And the area around our Airbnb -- known as Les Bateaux -- was very amazing. It was a short walk down to the beach. There was a WWII Jeep parked at the bottom.
Our first thing to do in Normandy was to visit to the Overload Museum. This is a great museum. Easy to access, tons of good info, and a large amount of physical hardware from both the Allies perspective and from the Germans.
Then we went to the Omaha Museum. I liked this museum a lot as it had a lot of personal items like all the types of firearms, uniforms, etc. There was also a good video documentary that they shared in their theater.
After that we spent some time on Omaha Beach. It was very low tide at the time we were there and the waves were very small. It is surprisingly long but only a few ways up from the beach to the high ground.
Once we finished at Omaha we drove to Pointe du Hoc. Being up on the high ground and looking down to see what the soldiers had to accomplish to take over this area was humbling. The bomb holes are still there and they are massive. The German guns at this site could have dropped rounds on both Omaha and Utah beach but they had been moved inland because of all the aerial bombing leading up to D-Day.
Then we went to Utah Beach. The drive reminded us that that there was almost 10K between each of the D-Day Beaches, and each beach covered a 10K operating area. I learned that Utah Beach went easier because of the tides and currents. The main body of troops landed in a place less fortnified than their planned location and the units here captured more ground in the first 24 hours than expected. The drive from Omaha to Utah had references to several locations were paratroopers and gliders landed.
After Utah Beach we went to the Normandy American Cemetery just before it closed. This was a very somber place and well done. It is much smaller than I expected given how big it has looked in the past when on TV but that was probably all angles and framing.

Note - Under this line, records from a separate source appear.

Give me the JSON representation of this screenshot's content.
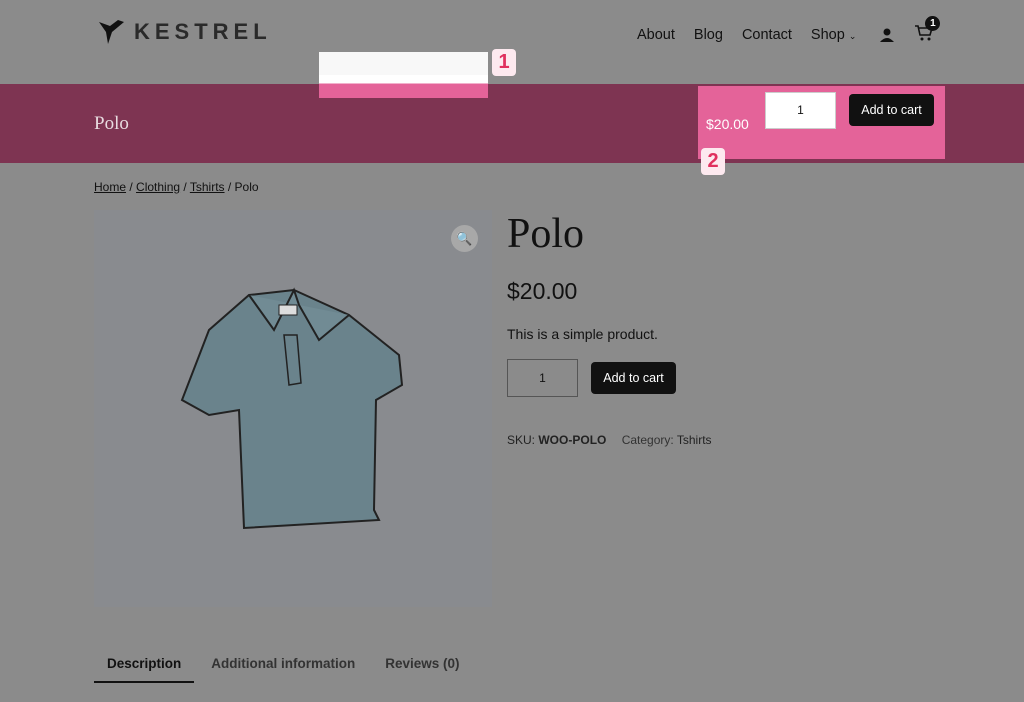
{
  "header": {
    "logo": "KESTREL",
    "nav": [
      "About",
      "Blog",
      "Contact",
      "Shop"
    ],
    "cart_count": "1"
  },
  "band": {
    "title": "Polo"
  },
  "annotations": [
    "1",
    "2"
  ],
  "sticky": {
    "price": "$20.00",
    "qty": "1",
    "add_label": "Add to cart"
  },
  "breadcrumb": [
    "Home",
    "Clothing",
    "Tshirts",
    "Polo"
  ],
  "product": {
    "title": "Polo",
    "price": "$20.00",
    "description": "This is a simple product.",
    "qty": "1",
    "add_label": "Add to cart",
    "sku_label": "SKU:",
    "sku": "WOO-POLO",
    "category_label": "Category:",
    "category": "Tshirts"
  },
  "tabs": [
    "Description",
    "Additional information",
    "Reviews (0)"
  ],
  "colors": {
    "band": "#7e3452",
    "highlight": "#e46399",
    "button": "#111111"
  }
}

For dinner we went to Port en Bessin. The food was very good. The beach was area was interesting because it was full of shells. And we learned some more about what happened in this area during D-Day. The city and port were liberated by Canadian Special Forces.
We made the most of June 13, 2019!